Data records for software interfaces
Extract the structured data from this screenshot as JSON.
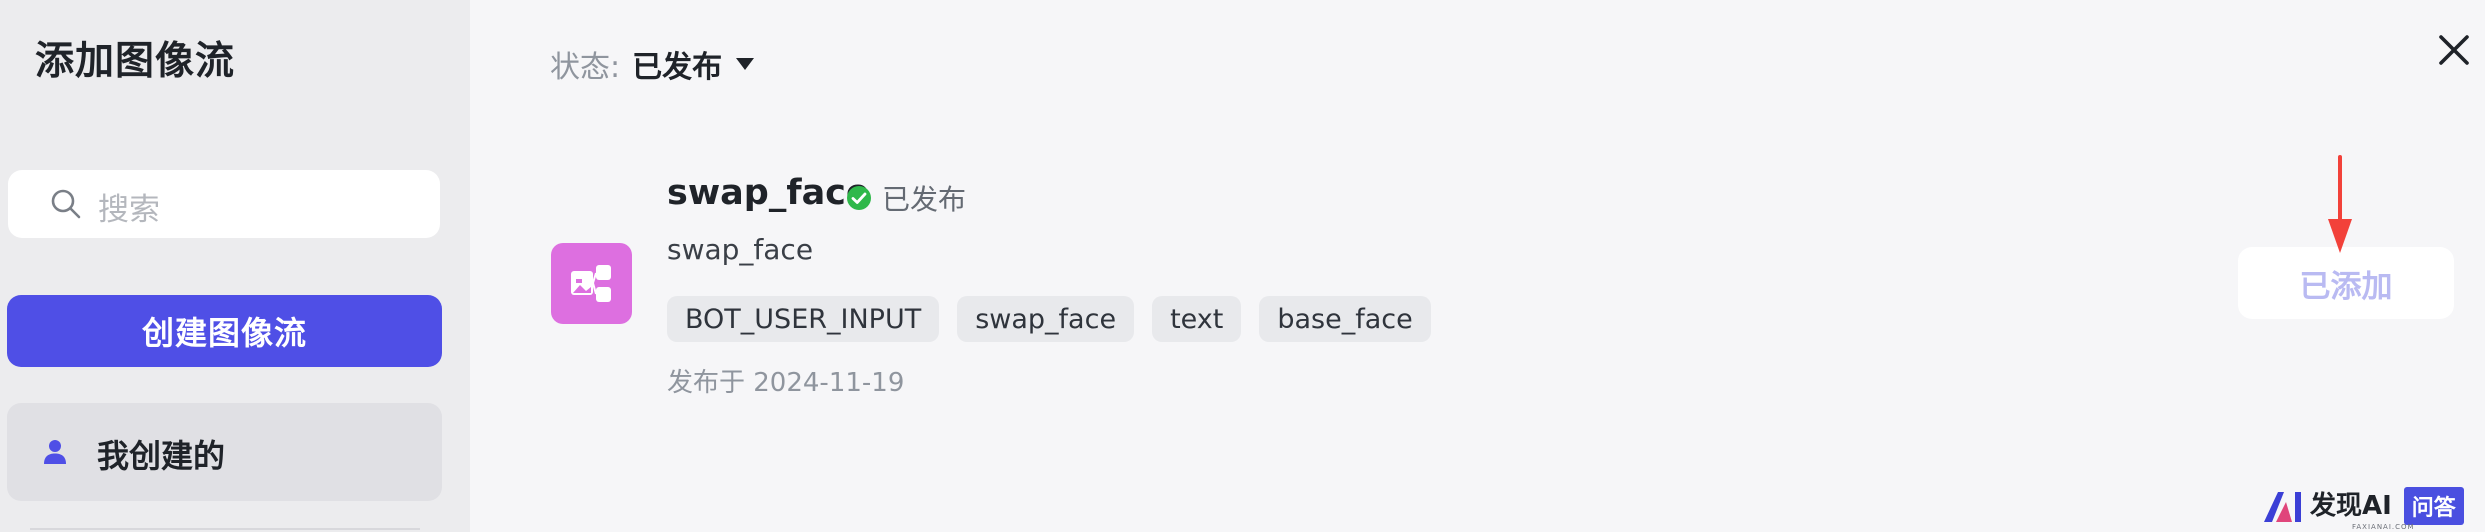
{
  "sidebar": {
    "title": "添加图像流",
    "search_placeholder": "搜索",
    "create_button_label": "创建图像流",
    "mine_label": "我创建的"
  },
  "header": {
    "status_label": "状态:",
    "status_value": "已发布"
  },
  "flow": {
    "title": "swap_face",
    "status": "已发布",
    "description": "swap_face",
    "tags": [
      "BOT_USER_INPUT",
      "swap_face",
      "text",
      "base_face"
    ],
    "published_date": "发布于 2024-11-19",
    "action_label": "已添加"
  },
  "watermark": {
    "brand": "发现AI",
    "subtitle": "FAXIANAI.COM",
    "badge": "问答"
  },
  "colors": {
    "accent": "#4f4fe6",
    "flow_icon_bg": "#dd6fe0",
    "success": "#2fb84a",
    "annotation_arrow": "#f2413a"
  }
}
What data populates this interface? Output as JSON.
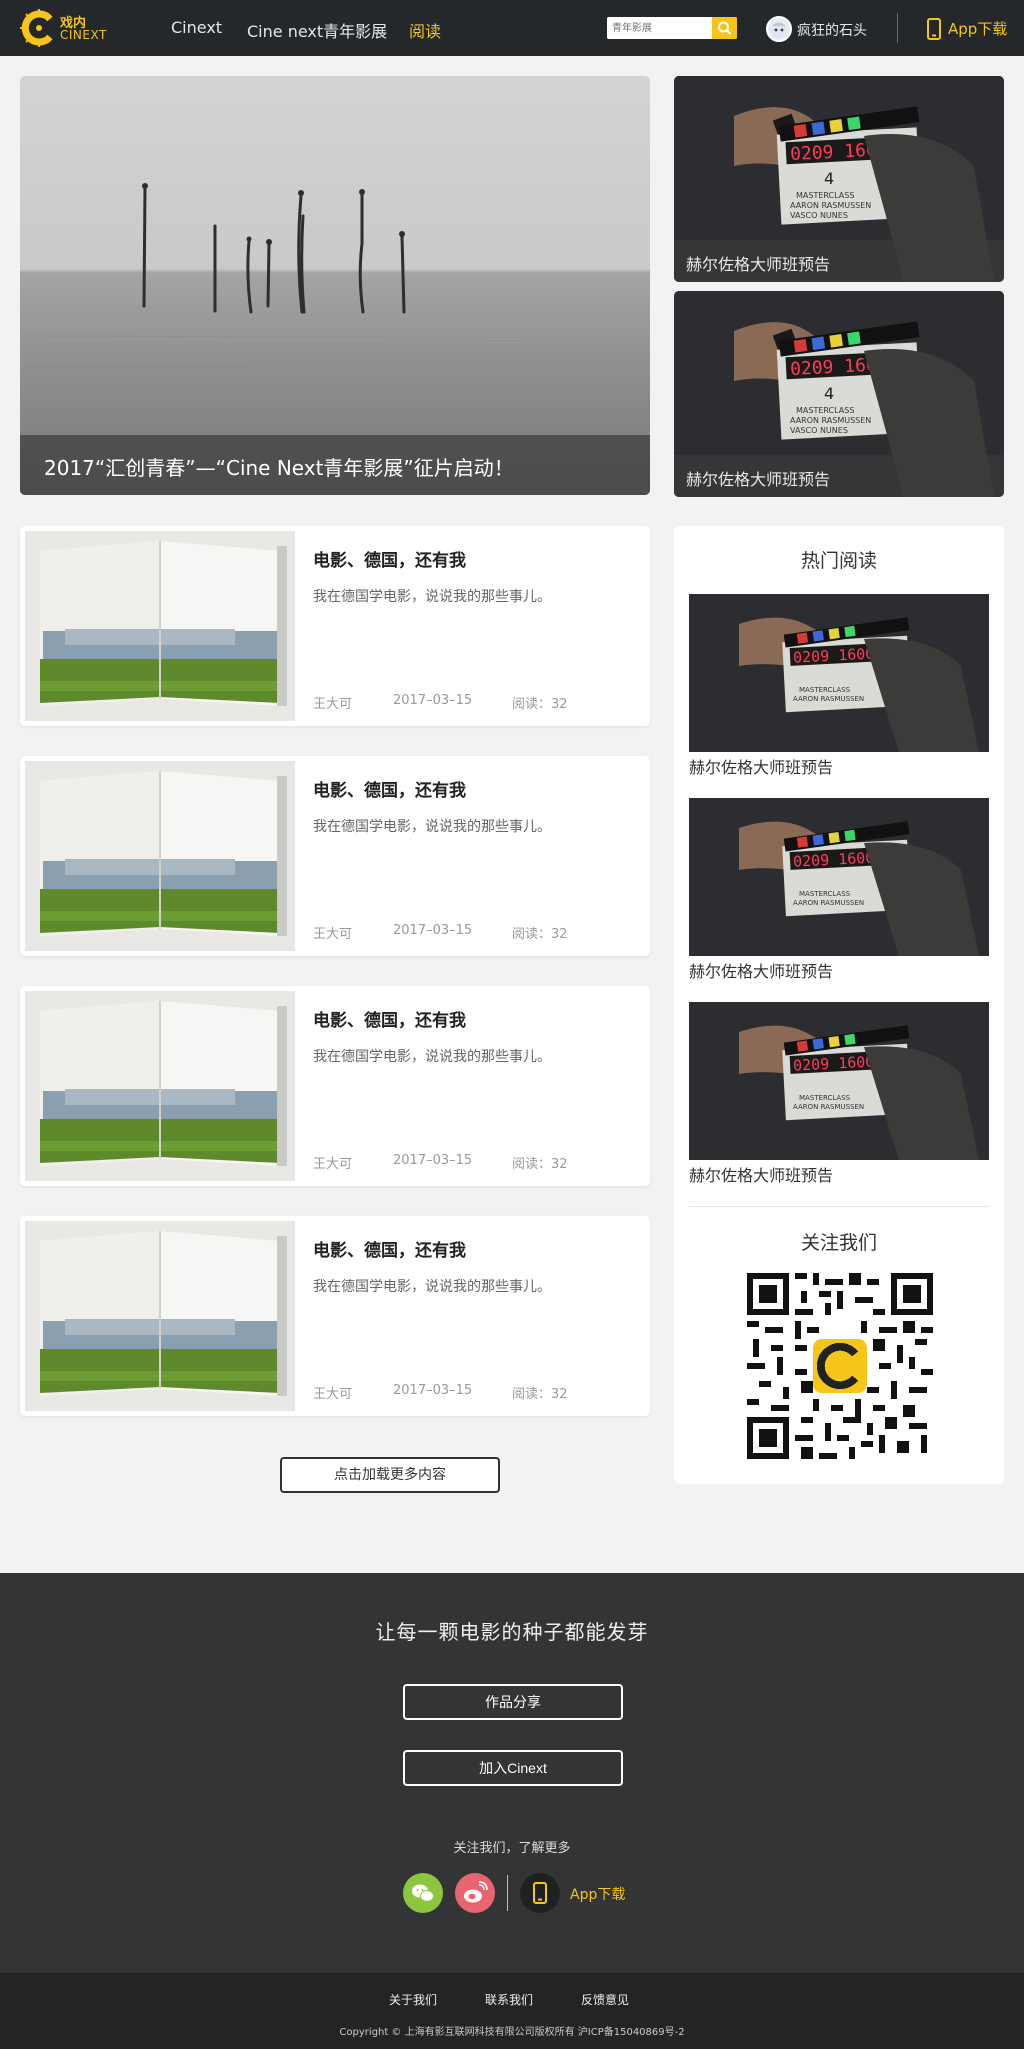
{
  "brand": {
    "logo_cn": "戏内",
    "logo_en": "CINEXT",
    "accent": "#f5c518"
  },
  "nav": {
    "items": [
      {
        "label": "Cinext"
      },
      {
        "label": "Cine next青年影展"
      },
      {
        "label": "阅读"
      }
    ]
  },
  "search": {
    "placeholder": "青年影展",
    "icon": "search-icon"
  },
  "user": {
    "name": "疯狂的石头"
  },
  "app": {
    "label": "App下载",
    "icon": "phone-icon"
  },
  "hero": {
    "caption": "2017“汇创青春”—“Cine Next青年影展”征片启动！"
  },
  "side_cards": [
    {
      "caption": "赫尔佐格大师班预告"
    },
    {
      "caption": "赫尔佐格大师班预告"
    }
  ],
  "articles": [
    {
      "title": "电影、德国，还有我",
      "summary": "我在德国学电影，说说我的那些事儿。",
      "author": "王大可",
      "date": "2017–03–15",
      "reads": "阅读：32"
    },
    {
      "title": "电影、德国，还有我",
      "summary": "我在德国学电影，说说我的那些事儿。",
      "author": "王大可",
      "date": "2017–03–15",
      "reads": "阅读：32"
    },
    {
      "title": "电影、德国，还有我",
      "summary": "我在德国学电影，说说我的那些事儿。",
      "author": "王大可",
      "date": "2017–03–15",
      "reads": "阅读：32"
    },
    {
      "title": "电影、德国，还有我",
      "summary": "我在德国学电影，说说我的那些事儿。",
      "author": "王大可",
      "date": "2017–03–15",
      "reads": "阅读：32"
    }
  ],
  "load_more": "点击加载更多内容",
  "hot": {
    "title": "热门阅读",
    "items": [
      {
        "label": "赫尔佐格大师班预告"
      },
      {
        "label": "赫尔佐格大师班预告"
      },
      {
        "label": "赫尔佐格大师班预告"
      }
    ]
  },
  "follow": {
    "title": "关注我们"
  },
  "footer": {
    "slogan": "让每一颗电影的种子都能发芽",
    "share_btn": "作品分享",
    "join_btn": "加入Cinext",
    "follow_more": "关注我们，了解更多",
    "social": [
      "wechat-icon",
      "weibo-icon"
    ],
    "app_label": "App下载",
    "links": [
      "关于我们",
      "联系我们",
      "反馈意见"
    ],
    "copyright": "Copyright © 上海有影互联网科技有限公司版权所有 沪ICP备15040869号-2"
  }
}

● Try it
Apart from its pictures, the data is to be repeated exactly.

● Written response
Extract the structured data from this screenshot as JSON.
{
  "sidebar": {
    "title": "添加图像流",
    "search_placeholder": "搜索",
    "create_button_label": "创建图像流",
    "mine_label": "我创建的"
  },
  "header": {
    "status_label": "状态:",
    "status_value": "已发布"
  },
  "flow": {
    "title": "swap_face",
    "status": "已发布",
    "description": "swap_face",
    "tags": [
      "BOT_USER_INPUT",
      "swap_face",
      "text",
      "base_face"
    ],
    "published_date": "发布于 2024-11-19",
    "action_label": "已添加"
  },
  "watermark": {
    "brand": "发现AI",
    "subtitle": "FAXIANAI.COM",
    "badge": "问答"
  },
  "colors": {
    "accent": "#4f4fe6",
    "flow_icon_bg": "#dd6fe0",
    "success": "#2fb84a",
    "annotation_arrow": "#f2413a"
  }
}
What data populates this interface? Output as JSON.
{
  "brand": {
    "logo_cn": "戏内",
    "logo_en": "CINEXT",
    "accent": "#f5c518"
  },
  "nav": {
    "items": [
      {
        "label": "Cinext"
      },
      {
        "label": "Cine next青年影展"
      },
      {
        "label": "阅读"
      }
    ]
  },
  "search": {
    "placeholder": "青年影展",
    "icon": "search-icon"
  },
  "user": {
    "name": "疯狂的石头"
  },
  "app": {
    "label": "App下载",
    "icon": "phone-icon"
  },
  "hero": {
    "caption": "2017“汇创青春”—“Cine Next青年影展”征片启动！"
  },
  "side_cards": [
    {
      "caption": "赫尔佐格大师班预告"
    },
    {
      "caption": "赫尔佐格大师班预告"
    }
  ],
  "articles": [
    {
      "title": "电影、德国，还有我",
      "summary": "我在德国学电影，说说我的那些事儿。",
      "author": "王大可",
      "date": "2017–03–15",
      "reads": "阅读：32"
    },
    {
      "title": "电影、德国，还有我",
      "summary": "我在德国学电影，说说我的那些事儿。",
      "author": "王大可",
      "date": "2017–03–15",
      "reads": "阅读：32"
    },
    {
      "title": "电影、德国，还有我",
      "summary": "我在德国学电影，说说我的那些事儿。",
      "author": "王大可",
      "date": "2017–03–15",
      "reads": "阅读：32"
    },
    {
      "title": "电影、德国，还有我",
      "summary": "我在德国学电影，说说我的那些事儿。",
      "author": "王大可",
      "date": "2017–03–15",
      "reads": "阅读：32"
    }
  ],
  "load_more": "点击加载更多内容",
  "hot": {
    "title": "热门阅读",
    "items": [
      {
        "label": "赫尔佐格大师班预告"
      },
      {
        "label": "赫尔佐格大师班预告"
      },
      {
        "label": "赫尔佐格大师班预告"
      }
    ]
  },
  "follow": {
    "title": "关注我们"
  },
  "footer": {
    "slogan": "让每一颗电影的种子都能发芽",
    "share_btn": "作品分享",
    "join_btn": "加入Cinext",
    "follow_more": "关注我们，了解更多",
    "social": [
      "wechat-icon",
      "weibo-icon"
    ],
    "app_label": "App下载",
    "links": [
      "关于我们",
      "联系我们",
      "反馈意见"
    ],
    "copyright": "Copyright © 上海有影互联网科技有限公司版权所有 沪ICP备15040869号-2"
  }
}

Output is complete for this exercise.